§ TASK STATEMENT:
Line by line, return the listing exactly, without any of the images.

§ DATA PROVIDED:
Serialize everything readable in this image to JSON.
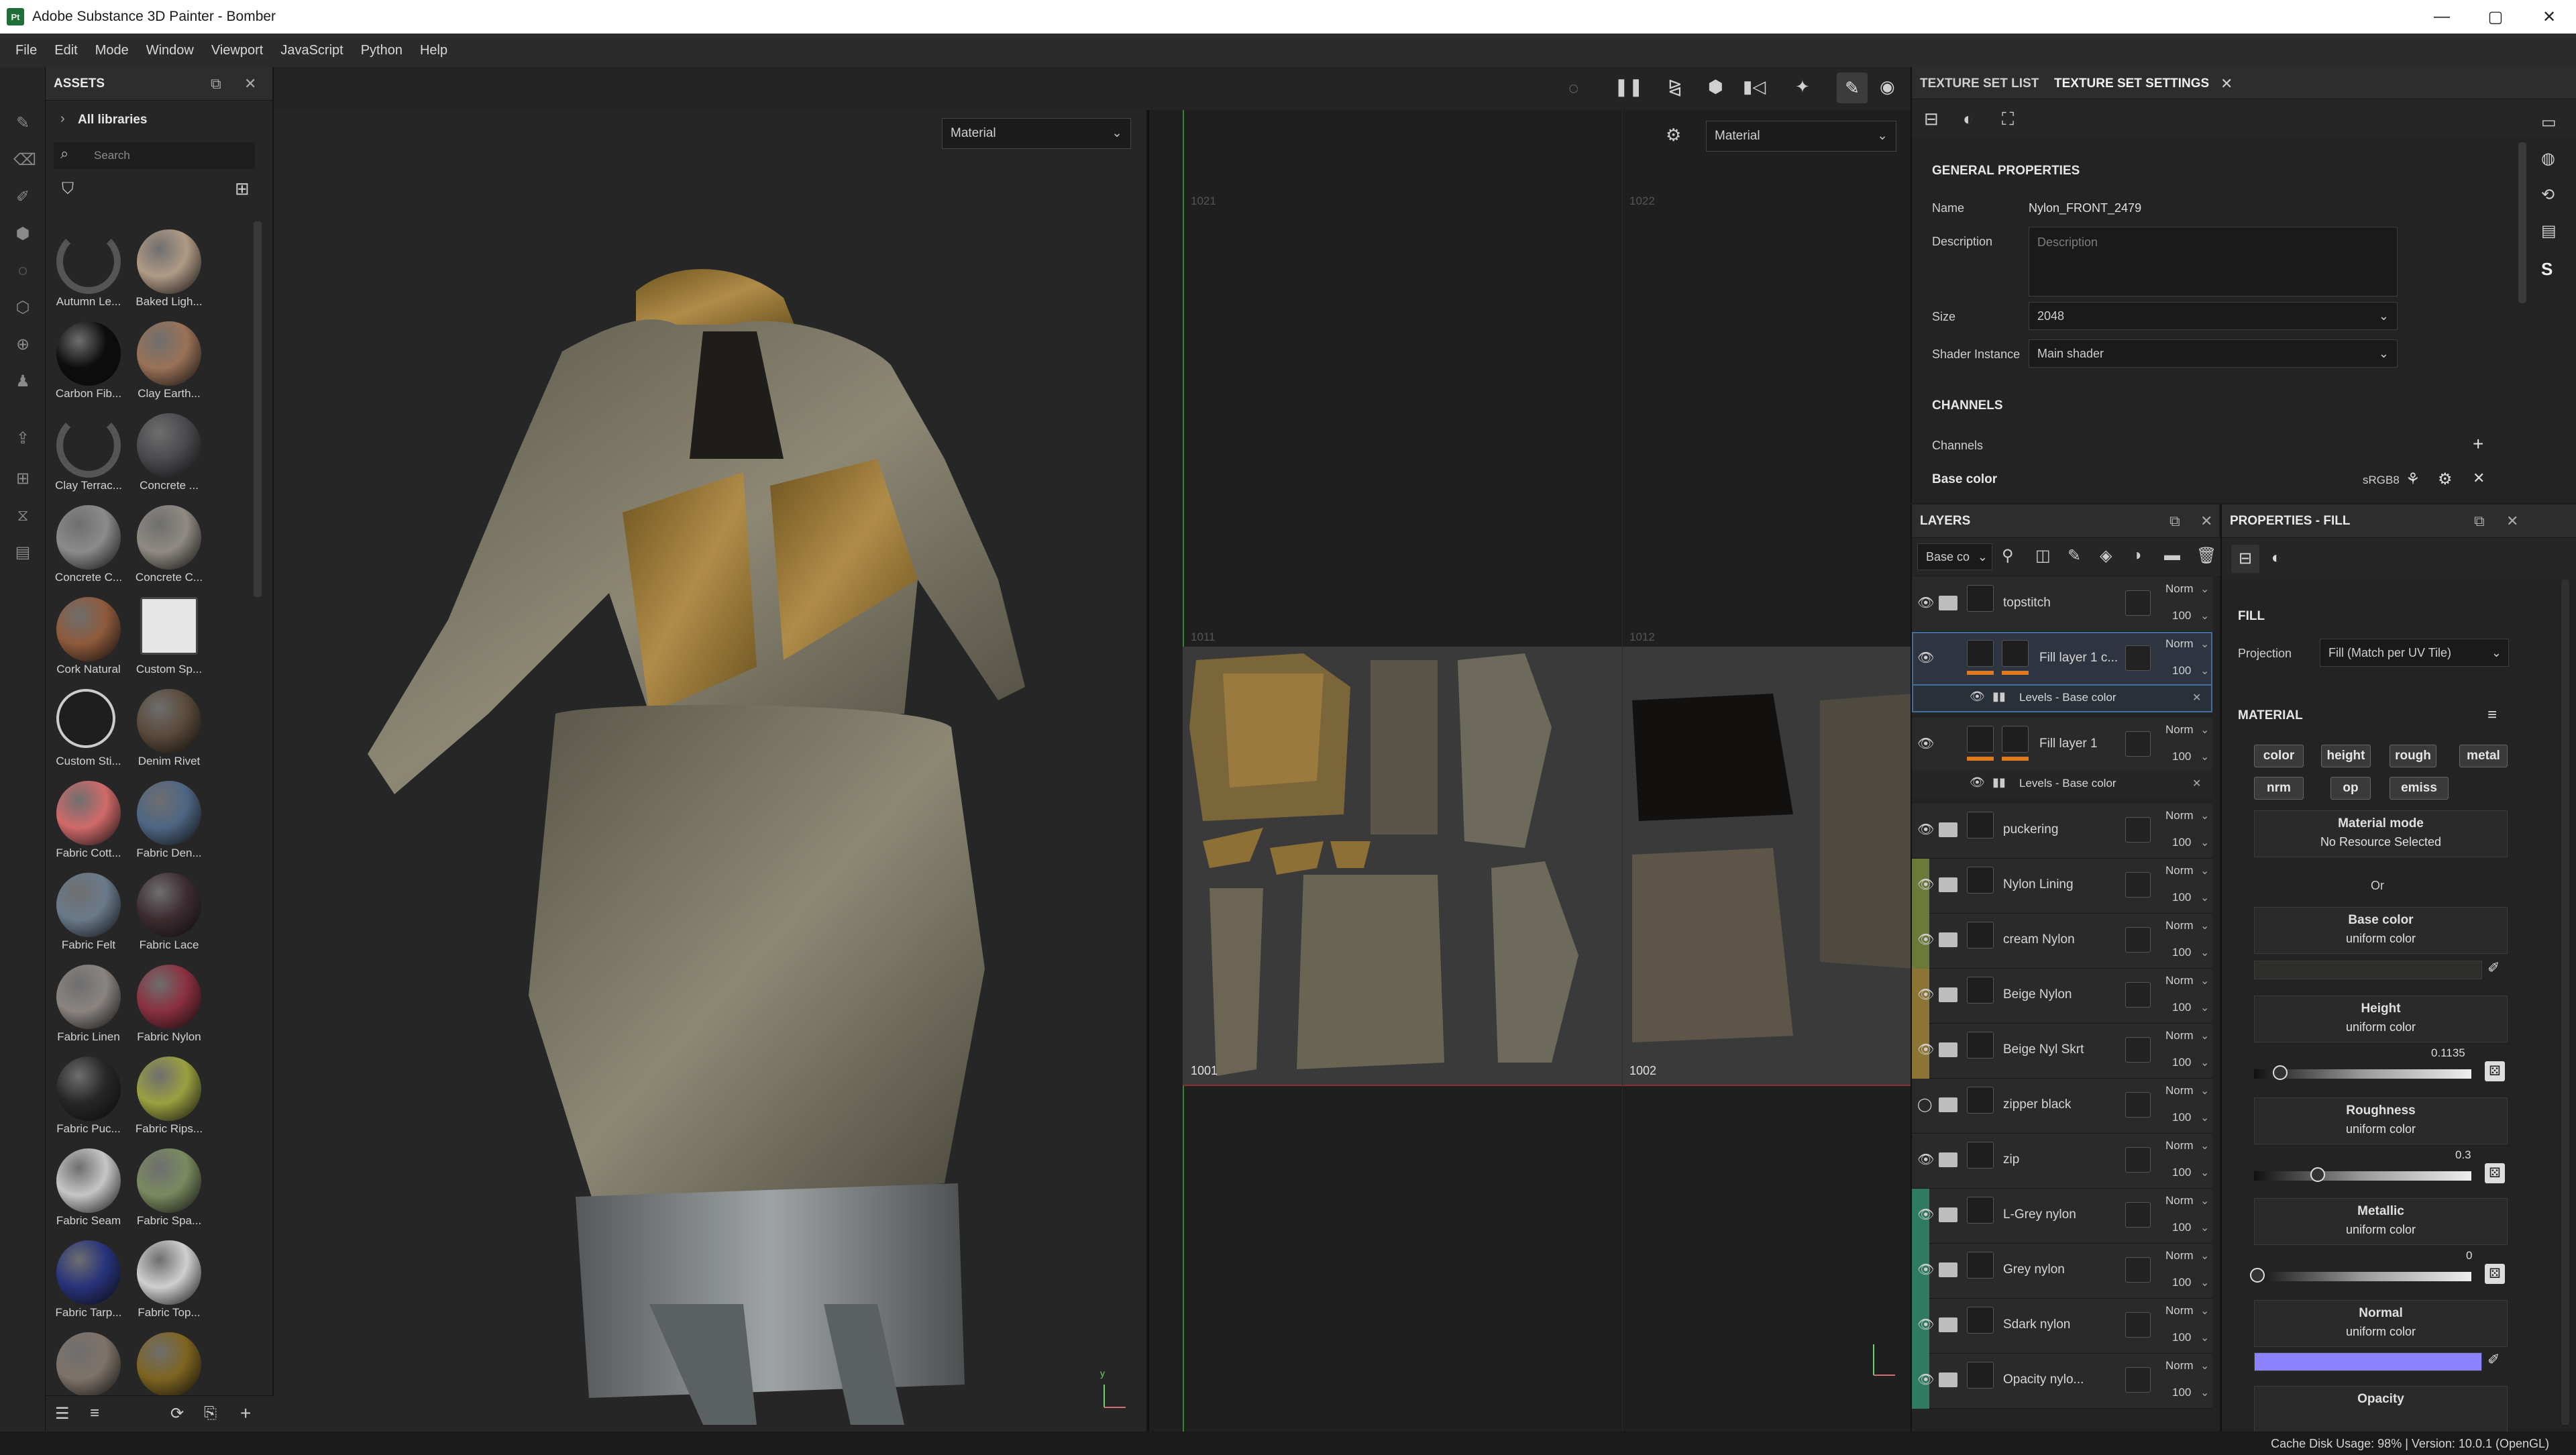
{
  "window": {
    "title": "Adobe Substance 3D Painter - Bomber",
    "logo_text": "Pt",
    "controls": {
      "minimize": "—",
      "maximize": "▢",
      "close": "✕"
    }
  },
  "menu": [
    "File",
    "Edit",
    "Mode",
    "Window",
    "Viewport",
    "JavaScript",
    "Python",
    "Help"
  ],
  "assets": {
    "title": "ASSETS",
    "all_libraries": "All libraries",
    "search_placeholder": "Search",
    "items": [
      {
        "label": "Autumn Le...",
        "color": "#555555",
        "type": "loading"
      },
      {
        "label": "Baked Ligh...",
        "color": "#b09a86"
      },
      {
        "label": "Carbon Fib...",
        "color": "#0d0d0d"
      },
      {
        "label": "Clay Earth...",
        "color": "#9a7257"
      },
      {
        "label": "Clay Terrac...",
        "color": "#555555",
        "type": "loading"
      },
      {
        "label": "Concrete ...",
        "color": "#4a4a4e"
      },
      {
        "label": "Concrete C...",
        "color": "#8b8b8b"
      },
      {
        "label": "Concrete C...",
        "color": "#8f8a82"
      },
      {
        "label": "Cork Natural",
        "color": "#8e5a3c"
      },
      {
        "label": "Custom Sp...",
        "color": "#cccccc",
        "type": "spray"
      },
      {
        "label": "Custom Sti...",
        "color": "#cccccc",
        "type": "sticker"
      },
      {
        "label": "Denim Rivet",
        "color": "#5a4a3a"
      },
      {
        "label": "Fabric Cott...",
        "color": "#d06a6a"
      },
      {
        "label": "Fabric Den...",
        "color": "#4e6684"
      },
      {
        "label": "Fabric Felt",
        "color": "#6a7a8a"
      },
      {
        "label": "Fabric Lace",
        "color": "#3c2c30"
      },
      {
        "label": "Fabric Linen",
        "color": "#8a8480"
      },
      {
        "label": "Fabric Nylon",
        "color": "#8a3040"
      },
      {
        "label": "Fabric Puc...",
        "color": "#262626"
      },
      {
        "label": "Fabric Rips...",
        "color": "#9aa040"
      },
      {
        "label": "Fabric Seam",
        "color": "#c6c6c6"
      },
      {
        "label": "Fabric Spa...",
        "color": "#7a8a60"
      },
      {
        "label": "Fabric Tarp...",
        "color": "#27337a"
      },
      {
        "label": "Fabric Top...",
        "color": "#cfcfcf"
      },
      {
        "label": "",
        "color": "#7e736a"
      },
      {
        "label": "",
        "color": "#7e6420"
      }
    ]
  },
  "viewport": {
    "mode_left": "Material",
    "mode_right": "Material",
    "udim_labels": {
      "t1": "1021",
      "t2": "1022",
      "m1": "1011",
      "m2": "1012",
      "b1": "1001",
      "b2": "1002"
    }
  },
  "texture_set": {
    "tab_list": "TEXTURE SET LIST",
    "tab_settings": "TEXTURE SET SETTINGS",
    "general_title": "GENERAL PROPERTIES",
    "name_label": "Name",
    "name_value": "Nylon_FRONT_2479",
    "description_label": "Description",
    "description_placeholder": "Description",
    "size_label": "Size",
    "size_value": "2048",
    "shader_label": "Shader Instance",
    "shader_value": "Main shader",
    "channels_title": "CHANNELS",
    "channels_label": "Channels",
    "base_color_label": "Base color",
    "base_color_format": "sRGB8"
  },
  "layers": {
    "title": "LAYERS",
    "channel_select": "Base co",
    "items": [
      {
        "name": "topstitch",
        "blend": "Norm",
        "opacity": "100",
        "color": "",
        "visible": true,
        "kind": "folder"
      },
      {
        "name": "Fill layer 1 c...",
        "blend": "Norm",
        "opacity": "100",
        "color": "",
        "visible": true,
        "kind": "fill",
        "selected": true,
        "sub": "Levels - Base color"
      },
      {
        "name": "Fill layer 1",
        "blend": "Norm",
        "opacity": "100",
        "color": "",
        "visible": true,
        "kind": "fill",
        "sub": "Levels - Base color"
      },
      {
        "name": "puckering",
        "blend": "Norm",
        "opacity": "100",
        "color": "",
        "visible": true,
        "kind": "folder"
      },
      {
        "name": "Nylon Lining",
        "blend": "Norm",
        "opacity": "100",
        "color": "#6b7a3a",
        "visible": true,
        "kind": "folder"
      },
      {
        "name": "cream Nylon",
        "blend": "Norm",
        "opacity": "100",
        "color": "#6b7a3a",
        "visible": true,
        "kind": "folder"
      },
      {
        "name": "Beige Nylon",
        "blend": "Norm",
        "opacity": "100",
        "color": "#8c7434",
        "visible": true,
        "kind": "folder"
      },
      {
        "name": "Beige Nyl Skrt",
        "blend": "Norm",
        "opacity": "100",
        "color": "#8c7434",
        "visible": true,
        "kind": "folder"
      },
      {
        "name": "zipper black",
        "blend": "Norm",
        "opacity": "100",
        "color": "",
        "visible": false,
        "kind": "folder"
      },
      {
        "name": "zip",
        "blend": "Norm",
        "opacity": "100",
        "color": "",
        "visible": true,
        "kind": "folder"
      },
      {
        "name": "L-Grey nylon",
        "blend": "Norm",
        "opacity": "100",
        "color": "#2f7a62",
        "visible": true,
        "kind": "folder"
      },
      {
        "name": "Grey nylon",
        "blend": "Norm",
        "opacity": "100",
        "color": "#2f7a62",
        "visible": true,
        "kind": "folder"
      },
      {
        "name": "Sdark nylon",
        "blend": "Norm",
        "opacity": "100",
        "color": "#2f7a62",
        "visible": true,
        "kind": "folder"
      },
      {
        "name": "Opacity nylo...",
        "blend": "Norm",
        "opacity": "100",
        "color": "#2f7a62",
        "visible": true,
        "kind": "folder"
      }
    ]
  },
  "properties": {
    "title": "PROPERTIES - FILL",
    "fill_title": "FILL",
    "projection_label": "Projection",
    "projection_value": "Fill (Match per UV Tile)",
    "material_title": "MATERIAL",
    "chips": [
      "color",
      "height",
      "rough",
      "metal",
      "nrm",
      "op",
      "emiss"
    ],
    "material_mode_label": "Material mode",
    "material_mode_value": "No Resource Selected",
    "or_text": "Or",
    "base_color_title": "Base color",
    "base_color_sub": "uniform color",
    "height_title": "Height",
    "height_sub": "uniform color",
    "height_value": "0.1135",
    "height_fraction": 0.1135,
    "roughness_title": "Roughness",
    "roughness_sub": "uniform color",
    "roughness_value": "0.3",
    "roughness_fraction": 0.3,
    "metallic_title": "Metallic",
    "metallic_sub": "uniform color",
    "metallic_value": "0",
    "metallic_fraction": 0,
    "normal_title": "Normal",
    "normal_sub": "uniform color",
    "normal_color": "#8c82ff",
    "opacity_title": "Opacity"
  },
  "status": {
    "text": "Cache Disk Usage:   98%  |  Version: 10.0.1 (OpenGL)"
  }
}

§ TASK RESULT:
Serialize everything readable in this image to JSON.
{
  "window": {
    "title": "Adobe Substance 3D Painter - Bomber",
    "logo_text": "Pt",
    "controls": {
      "minimize": "—",
      "maximize": "▢",
      "close": "✕"
    }
  },
  "menu": [
    "File",
    "Edit",
    "Mode",
    "Window",
    "Viewport",
    "JavaScript",
    "Python",
    "Help"
  ],
  "assets": {
    "title": "ASSETS",
    "all_libraries": "All libraries",
    "search_placeholder": "Search",
    "items": [
      {
        "label": "Autumn Le...",
        "color": "#555555",
        "type": "loading"
      },
      {
        "label": "Baked Ligh...",
        "color": "#b09a86"
      },
      {
        "label": "Carbon Fib...",
        "color": "#0d0d0d"
      },
      {
        "label": "Clay Earth...",
        "color": "#9a7257"
      },
      {
        "label": "Clay Terrac...",
        "color": "#555555",
        "type": "loading"
      },
      {
        "label": "Concrete ...",
        "color": "#4a4a4e"
      },
      {
        "label": "Concrete C...",
        "color": "#8b8b8b"
      },
      {
        "label": "Concrete C...",
        "color": "#8f8a82"
      },
      {
        "label": "Cork Natural",
        "color": "#8e5a3c"
      },
      {
        "label": "Custom Sp...",
        "color": "#cccccc",
        "type": "spray"
      },
      {
        "label": "Custom Sti...",
        "color": "#cccccc",
        "type": "sticker"
      },
      {
        "label": "Denim Rivet",
        "color": "#5a4a3a"
      },
      {
        "label": "Fabric Cott...",
        "color": "#d06a6a"
      },
      {
        "label": "Fabric Den...",
        "color": "#4e6684"
      },
      {
        "label": "Fabric Felt",
        "color": "#6a7a8a"
      },
      {
        "label": "Fabric Lace",
        "color": "#3c2c30"
      },
      {
        "label": "Fabric Linen",
        "color": "#8a8480"
      },
      {
        "label": "Fabric Nylon",
        "color": "#8a3040"
      },
      {
        "label": "Fabric Puc...",
        "color": "#262626"
      },
      {
        "label": "Fabric Rips...",
        "color": "#9aa040"
      },
      {
        "label": "Fabric Seam",
        "color": "#c6c6c6"
      },
      {
        "label": "Fabric Spa...",
        "color": "#7a8a60"
      },
      {
        "label": "Fabric Tarp...",
        "color": "#27337a"
      },
      {
        "label": "Fabric Top...",
        "color": "#cfcfcf"
      },
      {
        "label": "",
        "color": "#7e736a"
      },
      {
        "label": "",
        "color": "#7e6420"
      }
    ]
  },
  "viewport": {
    "mode_left": "Material",
    "mode_right": "Material",
    "udim_labels": {
      "t1": "1021",
      "t2": "1022",
      "m1": "1011",
      "m2": "1012",
      "b1": "1001",
      "b2": "1002"
    }
  },
  "texture_set": {
    "tab_list": "TEXTURE SET LIST",
    "tab_settings": "TEXTURE SET SETTINGS",
    "general_title": "GENERAL PROPERTIES",
    "name_label": "Name",
    "name_value": "Nylon_FRONT_2479",
    "description_label": "Description",
    "description_placeholder": "Description",
    "size_label": "Size",
    "size_value": "2048",
    "shader_label": "Shader Instance",
    "shader_value": "Main shader",
    "channels_title": "CHANNELS",
    "channels_label": "Channels",
    "base_color_label": "Base color",
    "base_color_format": "sRGB8"
  },
  "layers": {
    "title": "LAYERS",
    "channel_select": "Base co",
    "items": [
      {
        "name": "topstitch",
        "blend": "Norm",
        "opacity": "100",
        "color": "",
        "visible": true,
        "kind": "folder"
      },
      {
        "name": "Fill layer 1 c...",
        "blend": "Norm",
        "opacity": "100",
        "color": "",
        "visible": true,
        "kind": "fill",
        "selected": true,
        "sub": "Levels - Base color"
      },
      {
        "name": "Fill layer 1",
        "blend": "Norm",
        "opacity": "100",
        "color": "",
        "visible": true,
        "kind": "fill",
        "sub": "Levels - Base color"
      },
      {
        "name": "puckering",
        "blend": "Norm",
        "opacity": "100",
        "color": "",
        "visible": true,
        "kind": "folder"
      },
      {
        "name": "Nylon Lining",
        "blend": "Norm",
        "opacity": "100",
        "color": "#6b7a3a",
        "visible": true,
        "kind": "folder"
      },
      {
        "name": "cream Nylon",
        "blend": "Norm",
        "opacity": "100",
        "color": "#6b7a3a",
        "visible": true,
        "kind": "folder"
      },
      {
        "name": "Beige Nylon",
        "blend": "Norm",
        "opacity": "100",
        "color": "#8c7434",
        "visible": true,
        "kind": "folder"
      },
      {
        "name": "Beige Nyl Skrt",
        "blend": "Norm",
        "opacity": "100",
        "color": "#8c7434",
        "visible": true,
        "kind": "folder"
      },
      {
        "name": "zipper black",
        "blend": "Norm",
        "opacity": "100",
        "color": "",
        "visible": false,
        "kind": "folder"
      },
      {
        "name": "zip",
        "blend": "Norm",
        "opacity": "100",
        "color": "",
        "visible": true,
        "kind": "folder"
      },
      {
        "name": "L-Grey nylon",
        "blend": "Norm",
        "opacity": "100",
        "color": "#2f7a62",
        "visible": true,
        "kind": "folder"
      },
      {
        "name": "Grey nylon",
        "blend": "Norm",
        "opacity": "100",
        "color": "#2f7a62",
        "visible": true,
        "kind": "folder"
      },
      {
        "name": "Sdark nylon",
        "blend": "Norm",
        "opacity": "100",
        "color": "#2f7a62",
        "visible": true,
        "kind": "folder"
      },
      {
        "name": "Opacity nylo...",
        "blend": "Norm",
        "opacity": "100",
        "color": "#2f7a62",
        "visible": true,
        "kind": "folder"
      }
    ]
  },
  "properties": {
    "title": "PROPERTIES - FILL",
    "fill_title": "FILL",
    "projection_label": "Projection",
    "projection_value": "Fill (Match per UV Tile)",
    "material_title": "MATERIAL",
    "chips": [
      "color",
      "height",
      "rough",
      "metal",
      "nrm",
      "op",
      "emiss"
    ],
    "material_mode_label": "Material mode",
    "material_mode_value": "No Resource Selected",
    "or_text": "Or",
    "base_color_title": "Base color",
    "base_color_sub": "uniform color",
    "height_title": "Height",
    "height_sub": "uniform color",
    "height_value": "0.1135",
    "height_fraction": 0.1135,
    "roughness_title": "Roughness",
    "roughness_sub": "uniform color",
    "roughness_value": "0.3",
    "roughness_fraction": 0.3,
    "metallic_title": "Metallic",
    "metallic_sub": "uniform color",
    "metallic_value": "0",
    "metallic_fraction": 0,
    "normal_title": "Normal",
    "normal_sub": "uniform color",
    "normal_color": "#8c82ff",
    "opacity_title": "Opacity"
  },
  "status": {
    "text": "Cache Disk Usage:   98%  |  Version: 10.0.1 (OpenGL)"
  }
}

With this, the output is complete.